• Your task: Pictures aside, repeat all the entries below exactly as they appear.

[Entries taken from a collection]
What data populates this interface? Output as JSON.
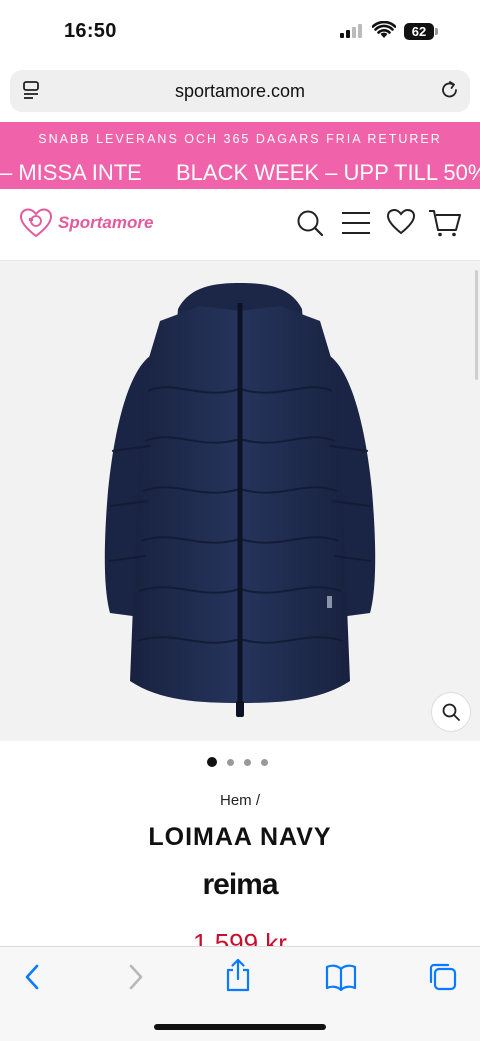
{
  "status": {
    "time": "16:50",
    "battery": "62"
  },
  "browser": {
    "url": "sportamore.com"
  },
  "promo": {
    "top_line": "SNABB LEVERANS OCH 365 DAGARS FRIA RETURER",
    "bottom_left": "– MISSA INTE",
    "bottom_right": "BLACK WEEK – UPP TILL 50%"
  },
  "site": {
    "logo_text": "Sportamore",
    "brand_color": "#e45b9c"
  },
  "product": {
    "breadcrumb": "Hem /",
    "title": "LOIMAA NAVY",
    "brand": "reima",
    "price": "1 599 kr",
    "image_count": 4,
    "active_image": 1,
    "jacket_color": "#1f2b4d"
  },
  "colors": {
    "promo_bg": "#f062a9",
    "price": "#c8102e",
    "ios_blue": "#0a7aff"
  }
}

• Written answer:
What data populates this interface? Output as JSON.
{
  "status": {
    "time": "16:50",
    "battery": "62"
  },
  "browser": {
    "url": "sportamore.com"
  },
  "promo": {
    "top_line": "SNABB LEVERANS OCH 365 DAGARS FRIA RETURER",
    "bottom_left": "– MISSA INTE",
    "bottom_right": "BLACK WEEK – UPP TILL 50%"
  },
  "site": {
    "logo_text": "Sportamore",
    "brand_color": "#e45b9c"
  },
  "product": {
    "breadcrumb": "Hem /",
    "title": "LOIMAA NAVY",
    "brand": "reima",
    "price": "1 599 kr",
    "image_count": 4,
    "active_image": 1,
    "jacket_color": "#1f2b4d"
  },
  "colors": {
    "promo_bg": "#f062a9",
    "price": "#c8102e",
    "ios_blue": "#0a7aff"
  }
}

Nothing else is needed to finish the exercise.